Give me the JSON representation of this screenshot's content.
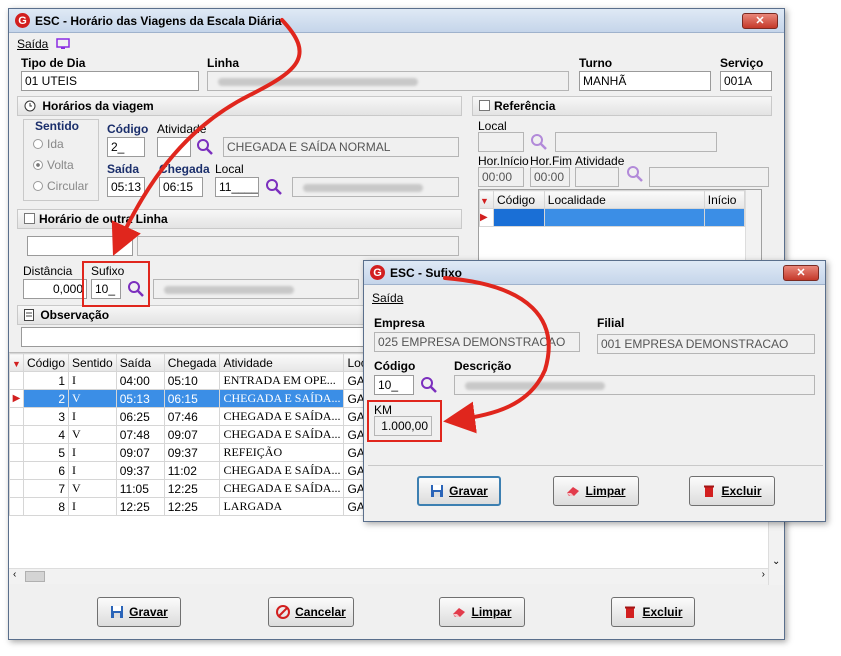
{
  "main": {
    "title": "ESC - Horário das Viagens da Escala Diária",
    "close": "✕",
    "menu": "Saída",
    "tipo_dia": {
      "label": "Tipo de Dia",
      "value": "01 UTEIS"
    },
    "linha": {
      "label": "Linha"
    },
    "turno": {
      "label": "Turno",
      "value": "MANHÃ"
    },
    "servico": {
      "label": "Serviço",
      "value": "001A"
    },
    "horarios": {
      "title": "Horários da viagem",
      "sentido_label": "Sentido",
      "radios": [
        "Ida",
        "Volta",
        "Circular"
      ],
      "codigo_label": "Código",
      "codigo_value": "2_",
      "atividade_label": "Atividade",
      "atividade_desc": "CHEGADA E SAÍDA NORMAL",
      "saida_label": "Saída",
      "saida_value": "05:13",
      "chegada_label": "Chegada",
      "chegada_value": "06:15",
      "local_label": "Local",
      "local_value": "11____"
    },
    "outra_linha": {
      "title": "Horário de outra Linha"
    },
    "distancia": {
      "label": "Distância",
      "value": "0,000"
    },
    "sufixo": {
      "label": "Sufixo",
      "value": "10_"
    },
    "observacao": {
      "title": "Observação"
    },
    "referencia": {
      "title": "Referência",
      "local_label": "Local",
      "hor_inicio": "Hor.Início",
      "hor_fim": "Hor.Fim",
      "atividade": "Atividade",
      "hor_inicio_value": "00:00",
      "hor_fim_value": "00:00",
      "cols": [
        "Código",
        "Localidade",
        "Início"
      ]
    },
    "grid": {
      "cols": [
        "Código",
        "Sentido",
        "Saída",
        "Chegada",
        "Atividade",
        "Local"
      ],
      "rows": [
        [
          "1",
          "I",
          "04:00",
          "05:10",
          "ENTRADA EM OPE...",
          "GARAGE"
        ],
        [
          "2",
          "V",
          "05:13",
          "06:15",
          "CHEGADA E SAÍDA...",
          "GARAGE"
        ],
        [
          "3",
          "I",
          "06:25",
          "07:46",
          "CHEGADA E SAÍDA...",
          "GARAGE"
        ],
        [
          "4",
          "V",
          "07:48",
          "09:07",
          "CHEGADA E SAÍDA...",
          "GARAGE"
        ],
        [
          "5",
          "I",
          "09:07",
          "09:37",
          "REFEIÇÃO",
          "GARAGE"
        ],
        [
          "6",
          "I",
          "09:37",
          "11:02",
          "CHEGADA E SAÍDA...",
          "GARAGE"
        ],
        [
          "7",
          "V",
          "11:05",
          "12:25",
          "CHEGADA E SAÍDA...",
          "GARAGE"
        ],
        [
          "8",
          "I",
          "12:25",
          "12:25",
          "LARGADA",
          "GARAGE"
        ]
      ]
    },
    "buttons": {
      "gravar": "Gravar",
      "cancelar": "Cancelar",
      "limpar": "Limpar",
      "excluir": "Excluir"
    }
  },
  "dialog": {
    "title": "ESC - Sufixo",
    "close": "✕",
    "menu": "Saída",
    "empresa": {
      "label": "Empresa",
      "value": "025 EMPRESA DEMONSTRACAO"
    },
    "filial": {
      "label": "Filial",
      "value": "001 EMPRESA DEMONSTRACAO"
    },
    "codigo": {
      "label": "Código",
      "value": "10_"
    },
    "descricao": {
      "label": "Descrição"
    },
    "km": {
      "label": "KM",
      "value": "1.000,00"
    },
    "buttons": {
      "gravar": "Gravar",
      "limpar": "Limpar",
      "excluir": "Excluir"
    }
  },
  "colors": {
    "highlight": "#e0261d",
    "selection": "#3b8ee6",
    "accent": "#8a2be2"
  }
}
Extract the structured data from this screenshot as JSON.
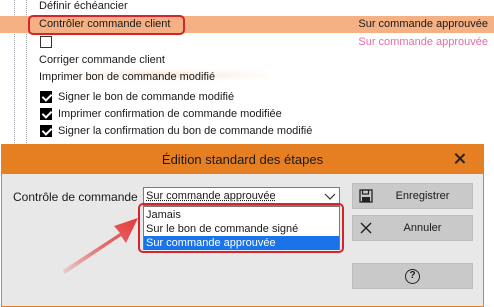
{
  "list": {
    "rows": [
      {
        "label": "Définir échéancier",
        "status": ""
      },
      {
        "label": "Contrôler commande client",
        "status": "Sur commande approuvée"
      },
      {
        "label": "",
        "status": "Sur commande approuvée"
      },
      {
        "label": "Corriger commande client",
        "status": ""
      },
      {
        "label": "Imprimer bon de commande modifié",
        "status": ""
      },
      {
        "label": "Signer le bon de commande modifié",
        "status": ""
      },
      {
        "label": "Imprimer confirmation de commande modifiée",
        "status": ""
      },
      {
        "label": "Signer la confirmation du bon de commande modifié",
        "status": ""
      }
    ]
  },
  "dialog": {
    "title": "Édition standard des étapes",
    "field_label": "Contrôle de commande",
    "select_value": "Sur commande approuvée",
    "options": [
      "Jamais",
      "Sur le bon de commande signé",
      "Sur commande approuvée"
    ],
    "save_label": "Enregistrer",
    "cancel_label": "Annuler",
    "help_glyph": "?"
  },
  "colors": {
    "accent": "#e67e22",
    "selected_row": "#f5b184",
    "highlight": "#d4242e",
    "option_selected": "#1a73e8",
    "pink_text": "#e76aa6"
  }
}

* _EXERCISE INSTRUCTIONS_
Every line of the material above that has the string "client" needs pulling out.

* _WORKED SOLUTION_
        "label": "Contrôler commande client",
        "label": "Corriger commande client",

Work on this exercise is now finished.